Brian explained, “Socially, this person has so many problems with his teammates that they’re moving to other teams in the organization. It’s complicated by the fact that we have to interact with other teams in the organization. Other teams even work around us so they don’t have to interact with him.
“Then, there are his technical failures! We have to double and triple check his work to make sure we catch all the errors. Even then, we don’t catch every mistake. It’s hard to assign him any project that’s going to a client because we can’t catch every single problem he’ll create.”
In an effort to solve the problem, Brian had been documenting this employee’s performance.
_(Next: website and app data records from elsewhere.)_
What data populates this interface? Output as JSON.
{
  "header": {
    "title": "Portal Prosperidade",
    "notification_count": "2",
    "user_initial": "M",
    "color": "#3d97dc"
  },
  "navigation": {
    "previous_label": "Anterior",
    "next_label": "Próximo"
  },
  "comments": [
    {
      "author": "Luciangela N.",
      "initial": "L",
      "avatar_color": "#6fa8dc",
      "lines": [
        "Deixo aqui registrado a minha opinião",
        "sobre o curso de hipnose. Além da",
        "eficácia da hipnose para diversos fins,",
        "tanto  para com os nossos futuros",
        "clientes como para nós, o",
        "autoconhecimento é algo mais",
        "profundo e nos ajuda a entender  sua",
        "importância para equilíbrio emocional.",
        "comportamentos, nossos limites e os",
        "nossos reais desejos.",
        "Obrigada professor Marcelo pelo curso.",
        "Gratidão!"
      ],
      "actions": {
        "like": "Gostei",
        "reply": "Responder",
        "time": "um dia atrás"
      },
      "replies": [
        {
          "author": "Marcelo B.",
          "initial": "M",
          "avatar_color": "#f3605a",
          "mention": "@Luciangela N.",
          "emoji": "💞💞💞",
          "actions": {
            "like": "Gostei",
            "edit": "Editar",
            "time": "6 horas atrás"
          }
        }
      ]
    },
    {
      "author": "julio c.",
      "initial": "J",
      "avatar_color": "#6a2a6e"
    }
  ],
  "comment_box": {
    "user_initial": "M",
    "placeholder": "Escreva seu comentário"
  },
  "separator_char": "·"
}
When he had enough information, he went to his supervisor and laid out his case to dismiss the employee.
The supervisor listened and seemed to be considering the facts. Then, he said, “I think we should give him a clean slate and let him start over.”
Brian knows this is the wrong decision. This employee creates endless problems. He should undoubtedly be fired. So, Brian musters up all his courage, looks his boss in the eye, and says…
As he walks away, how do you think Brian feels?
Dejected. Frustrated. Upset. He didn’t stand up to his boss, and now he has to keep trying to manage the problem. What got in Brian’s way of speaking up in disagreement?
The same thing that gets in the way of us all — adrenaline.
How Biology Derails Our Crucial Conversations
When we’re actually facing these high-stakes disagreements, something interesting happens — adrenaline starts to spill into our blood. What’s the purpose of adrenaline? Fight or flight.
Adrenaline is great if we’re facing a predator or another physical threat. But it’s not helpful when we’re facing an emotional or psychological threat.
Why does adrenaline derail us from having our high stakes conversations effectively? It inhibits our ability to think reasonably and rationally. As this hormone spills into our blood and prepares us for fight or flight, blood is reallocated to the large muscle groups.
And just to be clear, the brain is NOT a large muscle group.
The blood that would normally be sent to the high-reasoning parts of our brain is redirected to our muscles. This means the high-reasoning functions of our brain can shut-down. Consequently, we are physiologically less able to handle these high-stakes disagreements in the moment.
Ever walked away from a crucial conversation and thought, “I was such an idiot!” Clinically, you were! Your brain wasn’t fully functioning. You were less able to deal with the high-stakes situation.
Here’s the sad truth — for 23 hours a day, you’re reasonable and rational. You’re able to address concerns and solve problems. Most of the time, you’re on your A-game!
But when it matters most, we’re likely to do our worst. And no one is immune.
How Stories Change Our Crucial Conversations
Feel hopeless? Don’t. We’ve been learning from the people who deal with crucial conversations best. In their high-stakes situations, the people who are best at interpersonal relationships have mastered the art of storytelling.
Wait… storytelling is the solution?
Yes. Whether or not we realize it, we tell ourselves stories about what’s happening in the world around us. We make assumptions about others’ intentions to provide a rationale for what’s happening. But when the adrenaline kicks in, these stories aren’t very rational.
Here’s how to get yourself back on track. In the heat of the moment, in the middle of that crucial conversation, STOP.
Use your senses. See and hear what’s going on around you.
Then, choose to tell yourself a different story that gives you control of your emotions.
When we learn to control our stories, we create emotions that make us want to return to the healthy dialogue we need when the stakes are high. It’s our natural tendency to turn into the worst version of ourselves in these moments.
Fortunately, we can all choose a different path.